# [The data]

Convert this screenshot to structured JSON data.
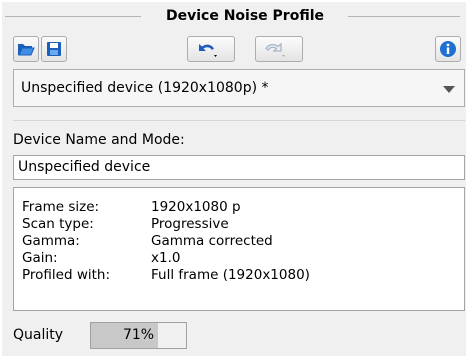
{
  "panel": {
    "title": "Device Noise Profile"
  },
  "toolbar": {
    "open_icon": "folder-open-icon",
    "save_icon": "floppy-save-icon",
    "undo_icon": "undo-arrow-icon",
    "redo_icon": "redo-arrow-icon",
    "info_icon": "info-icon"
  },
  "profile_select": {
    "value": "Unspecified device (1920x1080p) *"
  },
  "device": {
    "label": "Device Name and Mode:",
    "name_value": "Unspecified device"
  },
  "info": {
    "rows": [
      {
        "key": "Frame size:",
        "value": "1920x1080 p"
      },
      {
        "key": "Scan type:",
        "value": "Progressive"
      },
      {
        "key": "Gamma:",
        "value": "Gamma corrected"
      },
      {
        "key": "Gain:",
        "value": "x1.0"
      },
      {
        "key": "Profiled with:",
        "value": "Full frame (1920x1080)"
      }
    ]
  },
  "quality": {
    "label": "Quality",
    "percent_text": "71%",
    "value": 0.71
  },
  "colors": {
    "accent_blue": "#1e6fd0",
    "panel_bg": "#f0f0f0"
  }
}
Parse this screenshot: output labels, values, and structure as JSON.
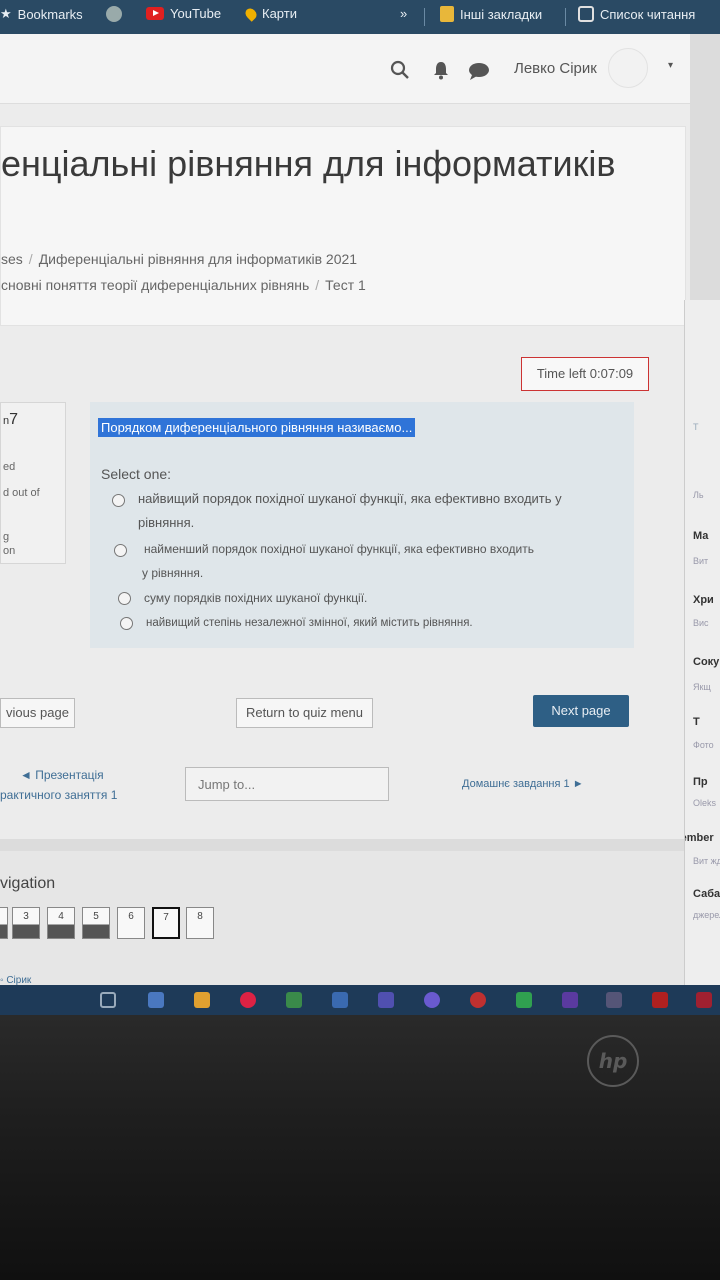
{
  "bookmarks_bar": {
    "items": [
      {
        "label": "Bookmarks",
        "icon": "bookmark-icon"
      },
      {
        "label": "",
        "icon": "globe-icon"
      },
      {
        "label": "YouTube",
        "icon": "youtube-icon"
      },
      {
        "label": "Карти",
        "icon": "maps-icon"
      }
    ],
    "overflow": "»",
    "other_bookmarks": "Інші закладки",
    "reading_list": "Список читання"
  },
  "navbar": {
    "user_name": "Левко Сірик",
    "caret": "▾"
  },
  "header": {
    "course_title": "енціальні рівняння для інформатиків",
    "breadcrumb_1": [
      "ses",
      "Диференціальні рівняння для інформатиків 2021"
    ],
    "breadcrumb_2": [
      "сновні поняття теорії диференціальних рівнянь",
      "Тест 1"
    ],
    "separator": "/"
  },
  "timer": "Time left 0:07:09",
  "question_info": {
    "number_prefix": "n",
    "number": "7",
    "status": "ed",
    "marks": "d out of",
    "flag_1": "g",
    "flag_2": "on"
  },
  "question": {
    "text": "Порядком диференціального рівняння називаємо...",
    "select_one": "Select one:",
    "answers": [
      {
        "line1": "найвищий порядок похідної шуканої функції, яка ефективно входить у",
        "line2": "рівняння."
      },
      {
        "line1": "найменший порядок похідної шуканої функції, яка ефективно входить",
        "line2": "у рівняння."
      },
      {
        "line1": "суму порядків похідних шуканої функції.",
        "line2": ""
      },
      {
        "line1": "найвищий степінь незалежної змінної, який містить рівняння.",
        "line2": ""
      }
    ]
  },
  "buttons": {
    "previous": "vious page",
    "quiz_menu": "Return to quiz menu",
    "next": "Next page"
  },
  "activity_nav": {
    "prev_link_1": "◄ Презентація",
    "prev_link_2": "рактичного заняття 1",
    "jump_placeholder": "Jump to...",
    "next_link": "Домашнє завдання 1 ►"
  },
  "quiz_navigation": {
    "title": "vigation",
    "boxes": [
      {
        "label": "",
        "state": "answered"
      },
      {
        "label": "3",
        "state": "answered"
      },
      {
        "label": "4",
        "state": "answered"
      },
      {
        "label": "5",
        "state": "answered"
      },
      {
        "label": "6",
        "state": "unanswered"
      },
      {
        "label": "7",
        "state": "current"
      },
      {
        "label": "8",
        "state": "unanswered"
      }
    ],
    "footer_user": "Сірик"
  },
  "side_panel": {
    "items": [
      {
        "title": "Ма",
        "sub": "Вит"
      },
      {
        "title": "Хри",
        "sub": "Вис"
      },
      {
        "title": "Соку",
        "sub": "Якщ"
      },
      {
        "title": "Т",
        "sub": "Фото"
      },
      {
        "title": "Пр",
        "sub": "Oleks"
      },
      {
        "title": "tember",
        "sub": "Вит жд"
      },
      {
        "title": "Сабада",
        "sub": "джерел"
      }
    ],
    "top_labels": [
      "Т",
      "Ль"
    ]
  },
  "laptop_brand": "hp"
}
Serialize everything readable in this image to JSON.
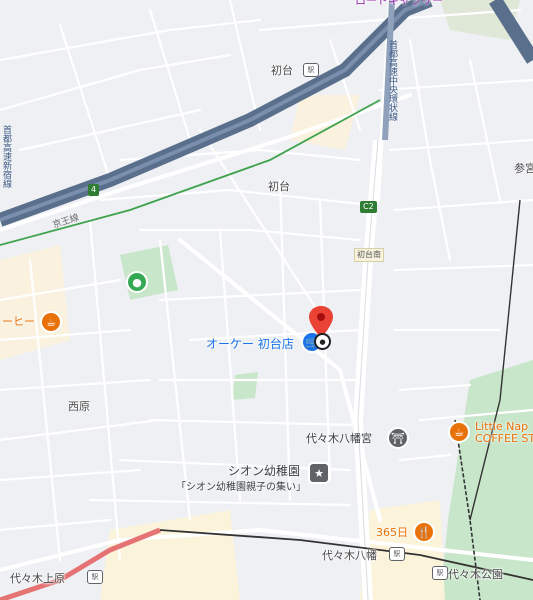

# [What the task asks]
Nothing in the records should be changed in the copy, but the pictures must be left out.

# [Answer space]
Convert this screenshot to structured JSON data.
{
  "panel": {
    "title": "Device Noise Profile"
  },
  "toolbar": {
    "open_icon": "folder-open-icon",
    "save_icon": "floppy-save-icon",
    "undo_icon": "undo-arrow-icon",
    "redo_icon": "redo-arrow-icon",
    "info_icon": "info-icon"
  },
  "profile_select": {
    "value": "Unspecified device (1920x1080p) *"
  },
  "device": {
    "label": "Device Name and Mode:",
    "name_value": "Unspecified device"
  },
  "info": {
    "rows": [
      {
        "key": "Frame size:",
        "value": "1920x1080 p"
      },
      {
        "key": "Scan type:",
        "value": "Progressive"
      },
      {
        "key": "Gamma:",
        "value": "Gamma corrected"
      },
      {
        "key": "Gain:",
        "value": "x1.0"
      },
      {
        "key": "Profiled with:",
        "value": "Full frame (1920x1080)"
      }
    ]
  },
  "quality": {
    "label": "Quality",
    "percent_text": "71%",
    "value": 0.71
  },
  "colors": {
    "accent_blue": "#1e6fd0",
    "panel_bg": "#f0f0f0"
  }
}
Parse this screenshot: output labels, values, and structure as JSON.
{
  "bookmarks_bar": {
    "items": [
      {
        "label": "Bookmarks",
        "icon": "bookmark-icon"
      },
      {
        "label": "",
        "icon": "globe-icon"
      },
      {
        "label": "YouTube",
        "icon": "youtube-icon"
      },
      {
        "label": "Карти",
        "icon": "maps-icon"
      }
    ],
    "overflow": "»",
    "other_bookmarks": "Інші закладки",
    "reading_list": "Список читання"
  },
  "navbar": {
    "user_name": "Левко Сірик",
    "caret": "▾"
  },
  "header": {
    "course_title": "енціальні рівняння для інформатиків",
    "breadcrumb_1": [
      "ses",
      "Диференціальні рівняння для інформатиків 2021"
    ],
    "breadcrumb_2": [
      "сновні поняття теорії диференціальних рівнянь",
      "Тест 1"
    ],
    "separator": "/"
  },
  "timer": "Time left 0:07:09",
  "question_info": {
    "number_prefix": "n",
    "number": "7",
    "status": "ed",
    "marks": "d out of",
    "flag_1": "g",
    "flag_2": "on"
  },
  "question": {
    "text": "Порядком диференціального рівняння називаємо...",
    "select_one": "Select one:",
    "answers": [
      {
        "line1": "найвищий порядок похідної шуканої функції, яка ефективно входить у",
        "line2": "рівняння."
      },
      {
        "line1": "найменший порядок похідної шуканої функції, яка ефективно входить",
        "line2": "у рівняння."
      },
      {
        "line1": "суму порядків похідних шуканої функції.",
        "line2": ""
      },
      {
        "line1": "найвищий степінь незалежної змінної, який містить рівняння.",
        "line2": ""
      }
    ]
  },
  "buttons": {
    "previous": "vious page",
    "quiz_menu": "Return to quiz menu",
    "next": "Next page"
  },
  "activity_nav": {
    "prev_link_1": "◄ Презентація",
    "prev_link_2": "рактичного заняття 1",
    "jump_placeholder": "Jump to...",
    "next_link": "Домашнє завдання 1 ►"
  },
  "quiz_navigation": {
    "title": "vigation",
    "boxes": [
      {
        "label": "",
        "state": "answered"
      },
      {
        "label": "3",
        "state": "answered"
      },
      {
        "label": "4",
        "state": "answered"
      },
      {
        "label": "5",
        "state": "answered"
      },
      {
        "label": "6",
        "state": "unanswered"
      },
      {
        "label": "7",
        "state": "current"
      },
      {
        "label": "8",
        "state": "unanswered"
      }
    ],
    "footer_user": "Сірик"
  },
  "side_panel": {
    "items": [
      {
        "title": "Ма",
        "sub": "Вит"
      },
      {
        "title": "Хри",
        "sub": "Вис"
      },
      {
        "title": "Соку",
        "sub": "Якщ"
      },
      {
        "title": "Т",
        "sub": "Фото"
      },
      {
        "title": "Пр",
        "sub": "Oleks"
      },
      {
        "title": "tember",
        "sub": "Вит жд"
      },
      {
        "title": "Сабада",
        "sub": "джерел"
      }
    ],
    "top_labels": [
      "Т",
      "Ль"
    ]
  },
  "laptop_brand": "hp"
}
Serialize everything readable in this image to JSON.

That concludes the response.